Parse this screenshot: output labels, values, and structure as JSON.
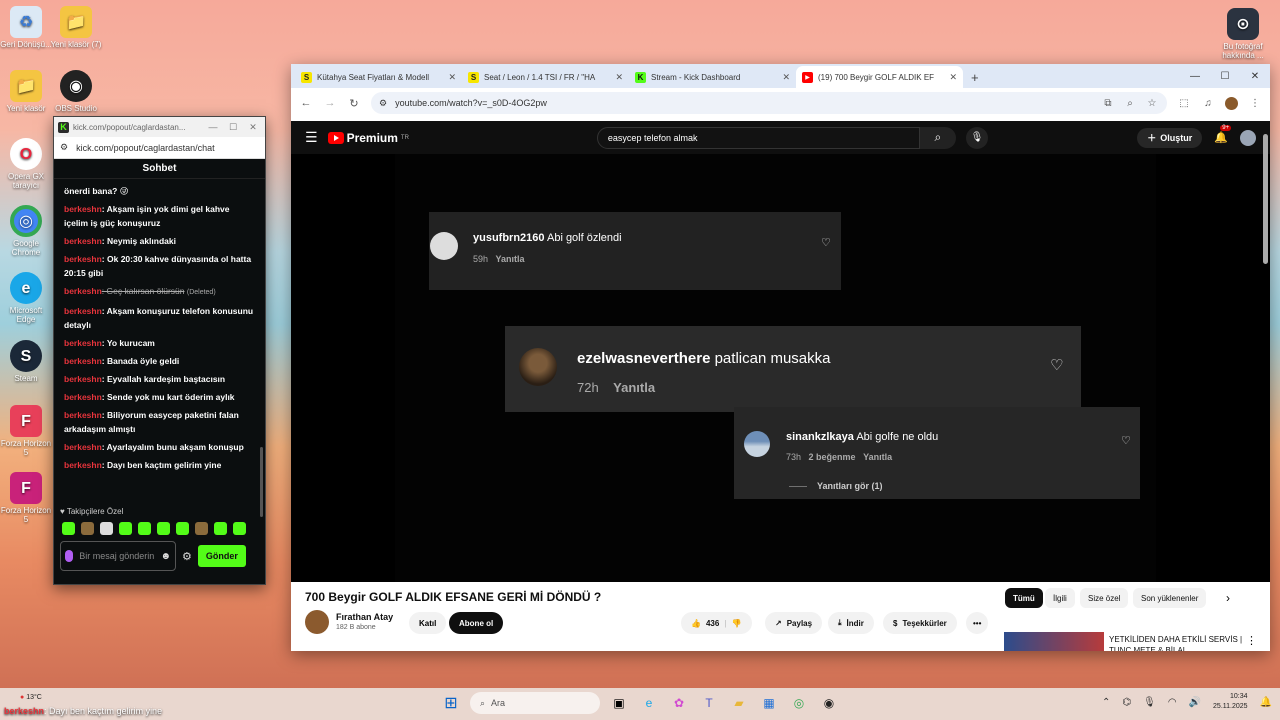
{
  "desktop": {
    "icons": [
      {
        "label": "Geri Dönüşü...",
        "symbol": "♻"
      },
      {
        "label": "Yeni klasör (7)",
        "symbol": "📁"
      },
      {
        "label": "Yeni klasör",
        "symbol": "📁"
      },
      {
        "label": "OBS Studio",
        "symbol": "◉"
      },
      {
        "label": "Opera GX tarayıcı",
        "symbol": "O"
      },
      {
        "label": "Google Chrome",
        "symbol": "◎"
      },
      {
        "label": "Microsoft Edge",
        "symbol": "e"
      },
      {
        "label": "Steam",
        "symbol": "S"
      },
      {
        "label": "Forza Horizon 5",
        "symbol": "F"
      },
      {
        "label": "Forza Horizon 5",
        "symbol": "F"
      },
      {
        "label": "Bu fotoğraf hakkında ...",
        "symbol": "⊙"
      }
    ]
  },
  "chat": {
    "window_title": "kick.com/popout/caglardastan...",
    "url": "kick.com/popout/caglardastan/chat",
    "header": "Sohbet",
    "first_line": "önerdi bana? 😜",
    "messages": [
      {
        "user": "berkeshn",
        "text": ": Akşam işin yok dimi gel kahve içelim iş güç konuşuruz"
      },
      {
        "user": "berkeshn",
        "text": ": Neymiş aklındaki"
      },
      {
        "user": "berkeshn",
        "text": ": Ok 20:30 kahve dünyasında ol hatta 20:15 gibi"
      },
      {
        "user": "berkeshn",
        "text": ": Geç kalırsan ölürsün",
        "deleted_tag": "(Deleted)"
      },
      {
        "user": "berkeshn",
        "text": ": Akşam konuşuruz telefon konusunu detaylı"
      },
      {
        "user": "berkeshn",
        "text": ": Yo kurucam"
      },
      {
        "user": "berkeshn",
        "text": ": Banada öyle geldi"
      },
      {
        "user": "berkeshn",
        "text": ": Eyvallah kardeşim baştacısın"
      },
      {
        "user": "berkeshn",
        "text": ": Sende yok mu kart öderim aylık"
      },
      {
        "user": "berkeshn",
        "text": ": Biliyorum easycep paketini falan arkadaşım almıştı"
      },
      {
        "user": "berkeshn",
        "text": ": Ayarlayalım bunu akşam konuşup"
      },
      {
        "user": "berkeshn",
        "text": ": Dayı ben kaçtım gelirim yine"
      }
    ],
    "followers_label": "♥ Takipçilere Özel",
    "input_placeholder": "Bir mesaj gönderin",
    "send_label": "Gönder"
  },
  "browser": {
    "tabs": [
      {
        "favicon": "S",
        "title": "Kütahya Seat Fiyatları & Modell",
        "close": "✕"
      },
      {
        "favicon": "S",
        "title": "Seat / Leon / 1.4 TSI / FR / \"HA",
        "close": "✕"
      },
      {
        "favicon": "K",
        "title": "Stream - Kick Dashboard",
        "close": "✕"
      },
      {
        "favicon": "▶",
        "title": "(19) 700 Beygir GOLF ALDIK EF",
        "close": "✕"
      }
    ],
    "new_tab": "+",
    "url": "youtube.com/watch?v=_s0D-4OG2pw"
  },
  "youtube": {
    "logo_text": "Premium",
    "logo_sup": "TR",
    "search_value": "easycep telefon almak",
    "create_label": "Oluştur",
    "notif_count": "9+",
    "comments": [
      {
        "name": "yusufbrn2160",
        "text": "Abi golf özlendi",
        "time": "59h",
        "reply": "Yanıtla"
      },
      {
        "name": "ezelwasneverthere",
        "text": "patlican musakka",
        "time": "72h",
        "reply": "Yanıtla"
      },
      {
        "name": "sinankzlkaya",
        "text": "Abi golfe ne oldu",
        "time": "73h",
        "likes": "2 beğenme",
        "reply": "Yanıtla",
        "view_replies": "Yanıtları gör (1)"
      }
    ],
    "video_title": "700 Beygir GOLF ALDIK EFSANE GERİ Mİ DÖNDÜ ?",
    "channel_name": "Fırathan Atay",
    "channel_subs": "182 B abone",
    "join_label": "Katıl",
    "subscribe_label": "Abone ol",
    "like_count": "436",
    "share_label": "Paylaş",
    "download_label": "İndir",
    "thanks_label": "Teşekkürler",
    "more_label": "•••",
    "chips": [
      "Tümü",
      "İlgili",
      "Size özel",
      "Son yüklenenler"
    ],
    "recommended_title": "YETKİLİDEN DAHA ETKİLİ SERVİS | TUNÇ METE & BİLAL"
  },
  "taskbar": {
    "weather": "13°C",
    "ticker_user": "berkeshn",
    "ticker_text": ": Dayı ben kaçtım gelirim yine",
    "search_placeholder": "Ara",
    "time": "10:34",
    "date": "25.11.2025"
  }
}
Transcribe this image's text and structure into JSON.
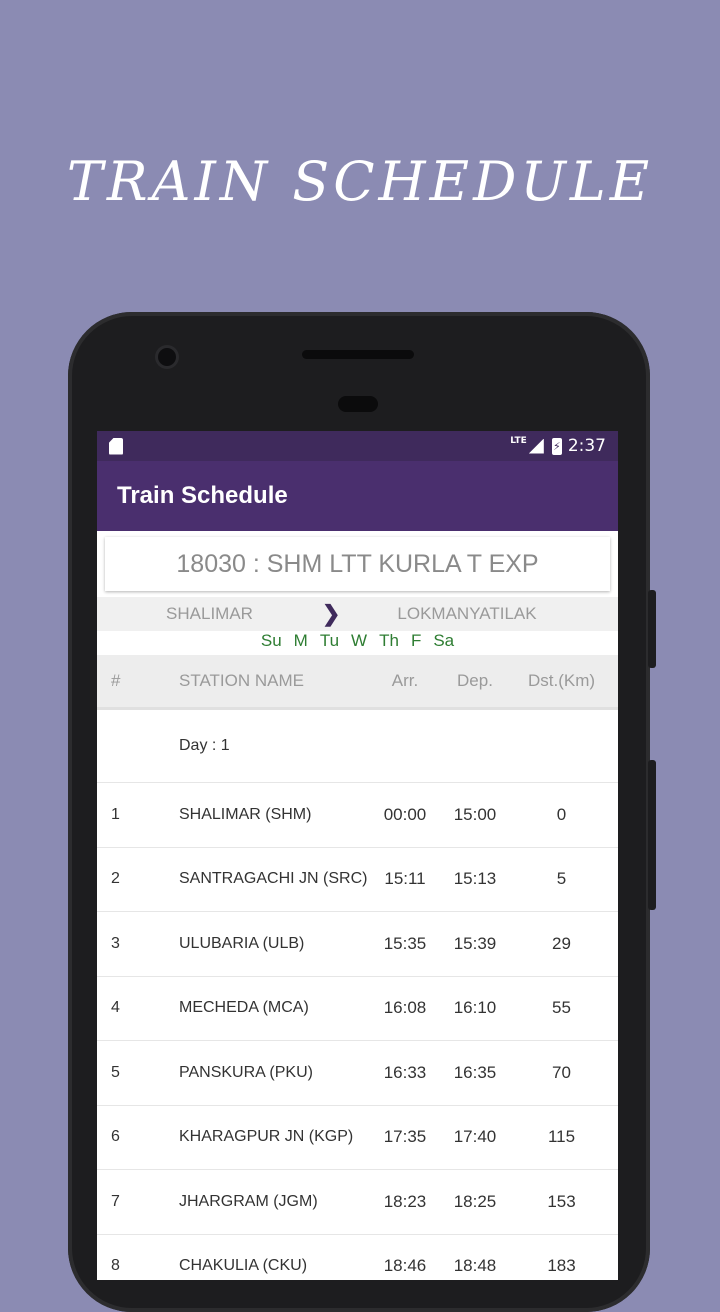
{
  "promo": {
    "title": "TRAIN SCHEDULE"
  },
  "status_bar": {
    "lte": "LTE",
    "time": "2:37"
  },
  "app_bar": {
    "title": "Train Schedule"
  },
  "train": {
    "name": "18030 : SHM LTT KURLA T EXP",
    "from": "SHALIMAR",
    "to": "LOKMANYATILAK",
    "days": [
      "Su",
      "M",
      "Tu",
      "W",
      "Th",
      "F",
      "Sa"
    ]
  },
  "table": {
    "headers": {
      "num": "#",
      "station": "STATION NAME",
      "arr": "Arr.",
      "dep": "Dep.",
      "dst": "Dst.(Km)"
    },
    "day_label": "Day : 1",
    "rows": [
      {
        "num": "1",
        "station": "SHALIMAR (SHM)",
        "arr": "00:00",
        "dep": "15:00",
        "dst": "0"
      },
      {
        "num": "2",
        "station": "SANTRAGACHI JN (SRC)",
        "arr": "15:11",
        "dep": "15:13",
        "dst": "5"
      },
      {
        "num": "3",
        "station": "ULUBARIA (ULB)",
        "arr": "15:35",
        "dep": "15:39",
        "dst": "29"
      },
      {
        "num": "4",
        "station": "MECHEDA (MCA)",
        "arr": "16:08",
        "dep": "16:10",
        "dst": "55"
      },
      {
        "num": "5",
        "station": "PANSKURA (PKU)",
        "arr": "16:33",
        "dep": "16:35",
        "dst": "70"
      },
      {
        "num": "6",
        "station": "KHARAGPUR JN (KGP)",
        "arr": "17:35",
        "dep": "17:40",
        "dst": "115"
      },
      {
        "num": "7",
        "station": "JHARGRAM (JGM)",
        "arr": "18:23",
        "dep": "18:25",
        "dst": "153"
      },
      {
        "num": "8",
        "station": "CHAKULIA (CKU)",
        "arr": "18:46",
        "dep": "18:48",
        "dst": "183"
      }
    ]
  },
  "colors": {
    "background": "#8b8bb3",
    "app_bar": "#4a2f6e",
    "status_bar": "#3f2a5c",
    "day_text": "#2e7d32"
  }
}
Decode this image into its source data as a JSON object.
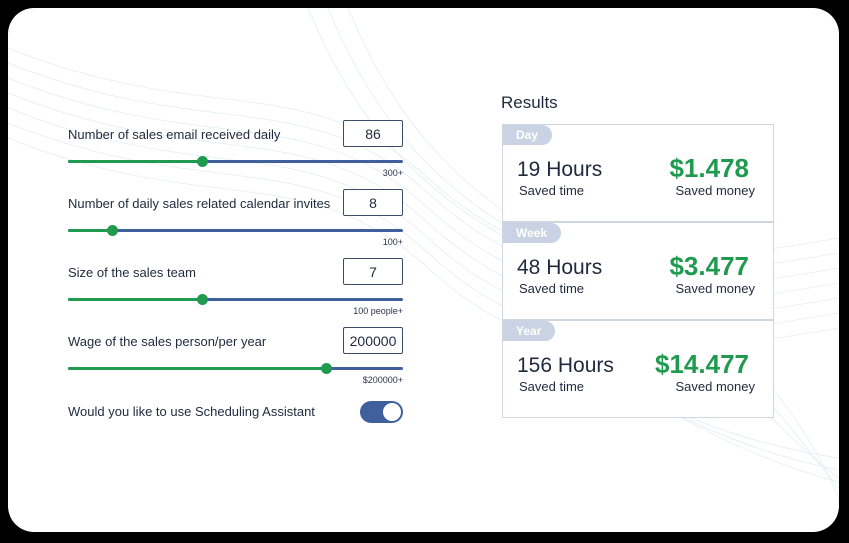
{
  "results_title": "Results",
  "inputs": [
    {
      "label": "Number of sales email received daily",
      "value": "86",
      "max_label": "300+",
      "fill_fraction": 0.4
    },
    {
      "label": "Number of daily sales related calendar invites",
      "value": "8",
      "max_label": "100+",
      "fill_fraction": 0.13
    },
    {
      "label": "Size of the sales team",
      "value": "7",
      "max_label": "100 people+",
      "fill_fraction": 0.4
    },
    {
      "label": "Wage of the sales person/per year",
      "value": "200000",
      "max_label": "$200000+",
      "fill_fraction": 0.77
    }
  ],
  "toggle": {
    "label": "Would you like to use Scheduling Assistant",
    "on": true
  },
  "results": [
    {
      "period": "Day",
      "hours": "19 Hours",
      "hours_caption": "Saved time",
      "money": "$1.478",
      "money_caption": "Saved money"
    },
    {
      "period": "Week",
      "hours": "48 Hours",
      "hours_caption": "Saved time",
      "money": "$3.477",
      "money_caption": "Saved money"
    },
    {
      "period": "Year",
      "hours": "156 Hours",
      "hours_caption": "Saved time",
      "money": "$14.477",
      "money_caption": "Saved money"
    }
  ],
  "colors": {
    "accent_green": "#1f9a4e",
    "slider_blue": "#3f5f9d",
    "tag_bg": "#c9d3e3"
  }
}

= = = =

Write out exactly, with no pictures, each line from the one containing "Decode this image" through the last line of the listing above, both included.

Written answer:
Decode this image into its source data as a JSON object.
{
  "results_title": "Results",
  "inputs": [
    {
      "label": "Number of sales email received daily",
      "value": "86",
      "max_label": "300+",
      "fill_fraction": 0.4
    },
    {
      "label": "Number of daily sales related calendar invites",
      "value": "8",
      "max_label": "100+",
      "fill_fraction": 0.13
    },
    {
      "label": "Size of the sales team",
      "value": "7",
      "max_label": "100 people+",
      "fill_fraction": 0.4
    },
    {
      "label": "Wage of the sales person/per year",
      "value": "200000",
      "max_label": "$200000+",
      "fill_fraction": 0.77
    }
  ],
  "toggle": {
    "label": "Would you like to use Scheduling Assistant",
    "on": true
  },
  "results": [
    {
      "period": "Day",
      "hours": "19 Hours",
      "hours_caption": "Saved time",
      "money": "$1.478",
      "money_caption": "Saved money"
    },
    {
      "period": "Week",
      "hours": "48 Hours",
      "hours_caption": "Saved time",
      "money": "$3.477",
      "money_caption": "Saved money"
    },
    {
      "period": "Year",
      "hours": "156 Hours",
      "hours_caption": "Saved time",
      "money": "$14.477",
      "money_caption": "Saved money"
    }
  ],
  "colors": {
    "accent_green": "#1f9a4e",
    "slider_blue": "#3f5f9d",
    "tag_bg": "#c9d3e3"
  }
}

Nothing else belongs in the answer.